2016 A Los Vinateros Bravos-Leonardo Erazo, Granitico Pais,, Itata Valley, Chile.

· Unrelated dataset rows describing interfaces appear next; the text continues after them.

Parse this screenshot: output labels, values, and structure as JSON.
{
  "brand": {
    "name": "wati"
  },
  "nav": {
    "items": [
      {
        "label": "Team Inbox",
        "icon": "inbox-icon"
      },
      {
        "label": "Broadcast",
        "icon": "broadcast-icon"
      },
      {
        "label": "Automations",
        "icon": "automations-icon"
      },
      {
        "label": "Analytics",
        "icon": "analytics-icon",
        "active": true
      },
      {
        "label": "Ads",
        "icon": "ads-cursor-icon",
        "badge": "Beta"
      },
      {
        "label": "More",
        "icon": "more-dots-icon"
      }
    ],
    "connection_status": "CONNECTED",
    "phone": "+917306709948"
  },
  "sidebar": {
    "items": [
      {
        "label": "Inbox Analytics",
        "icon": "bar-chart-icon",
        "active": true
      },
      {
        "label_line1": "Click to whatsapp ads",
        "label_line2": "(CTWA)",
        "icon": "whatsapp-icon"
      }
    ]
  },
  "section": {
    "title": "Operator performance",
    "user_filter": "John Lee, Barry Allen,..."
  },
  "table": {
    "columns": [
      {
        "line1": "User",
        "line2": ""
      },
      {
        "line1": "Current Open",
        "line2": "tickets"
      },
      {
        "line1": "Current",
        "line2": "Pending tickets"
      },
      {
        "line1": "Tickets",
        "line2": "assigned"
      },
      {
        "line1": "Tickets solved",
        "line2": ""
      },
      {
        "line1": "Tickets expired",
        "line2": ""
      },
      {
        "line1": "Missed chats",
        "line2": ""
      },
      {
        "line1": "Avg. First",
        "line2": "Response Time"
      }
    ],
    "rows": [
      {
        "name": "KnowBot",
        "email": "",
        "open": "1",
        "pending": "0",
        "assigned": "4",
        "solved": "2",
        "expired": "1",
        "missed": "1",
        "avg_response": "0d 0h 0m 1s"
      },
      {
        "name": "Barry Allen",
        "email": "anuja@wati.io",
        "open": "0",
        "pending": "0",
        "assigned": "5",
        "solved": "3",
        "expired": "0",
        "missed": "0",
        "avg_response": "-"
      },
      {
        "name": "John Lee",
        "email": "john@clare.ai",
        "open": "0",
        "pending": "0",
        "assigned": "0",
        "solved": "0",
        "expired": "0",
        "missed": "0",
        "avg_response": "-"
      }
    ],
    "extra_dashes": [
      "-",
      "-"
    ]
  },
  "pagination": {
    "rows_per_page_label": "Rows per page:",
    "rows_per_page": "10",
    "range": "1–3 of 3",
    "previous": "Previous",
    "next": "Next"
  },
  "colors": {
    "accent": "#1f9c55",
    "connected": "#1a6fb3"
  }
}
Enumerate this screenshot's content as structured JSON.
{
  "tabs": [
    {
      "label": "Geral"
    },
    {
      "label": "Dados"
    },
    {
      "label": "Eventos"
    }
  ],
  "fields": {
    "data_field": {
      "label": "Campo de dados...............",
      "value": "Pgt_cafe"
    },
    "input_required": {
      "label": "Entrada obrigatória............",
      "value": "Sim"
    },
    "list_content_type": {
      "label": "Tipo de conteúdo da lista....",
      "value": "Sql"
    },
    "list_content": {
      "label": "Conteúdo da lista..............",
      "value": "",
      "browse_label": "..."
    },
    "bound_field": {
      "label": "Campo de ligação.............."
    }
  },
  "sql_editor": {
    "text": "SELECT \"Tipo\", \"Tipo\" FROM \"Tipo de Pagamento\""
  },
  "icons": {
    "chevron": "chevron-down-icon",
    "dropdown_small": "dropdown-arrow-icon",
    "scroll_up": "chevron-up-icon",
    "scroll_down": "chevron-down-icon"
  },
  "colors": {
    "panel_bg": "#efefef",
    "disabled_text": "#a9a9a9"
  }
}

Pais is an ancient grape variety, also in this case known as Listan Prieto, brought to Chile when the conquistadors settled there in the late 16th century and tended by the Missionaries for hundreds of years, this varietal is called still the Mission grape along with it’s brother vine Listan Negro and the white is Palomino, famous in the Sherry region still, while the red is now only found here in Chile as well as the Canary Islands, though some is also in parts of Mexico and the USA. Leo’s versions, are grown on distinct soils types, with this one of pure granite or granitico with sandy top soil in the Itata Valley, not far from Concepción and from vines that were originally planted back in 1551! Erazo’s wines are light and transparent with pure mineral focus and a minimalistic approach from mostly organic/dry farmed old vine grapes, with this 2016 showing the grapes purest form with an earthy/leathery core of fruit with a crisp shale/flintiness and delicate layers of tart cherry, strawberry and sour plum along with a hint of savory spice, menthol, wild herb, sticky lavender and dusty/dried red pepper. Light bodied and lifted with a juicy nature this Granitico Pais has a funky natural wine feel, but reveals pretty flavors and floral notes with air and it grows on you sip after sip. Drink this as you would a Cru Beaujolais, slightly chilled and with rustic cuisine, and though more savory nuanced it has that same easy joyous personality, it reminds me a bit of Envinate’s base Tenerife (Canary Islands) offering, which is high praise for me as I adore those wines! Imported by The Source Imports, Leonardo Erazo’s A Los Vinateros Bravos is a wonderful discovery for those like me that love the fringe or geeky wines of the world, drink over the next year or so.
($20 Est.) 90 Points, grapelive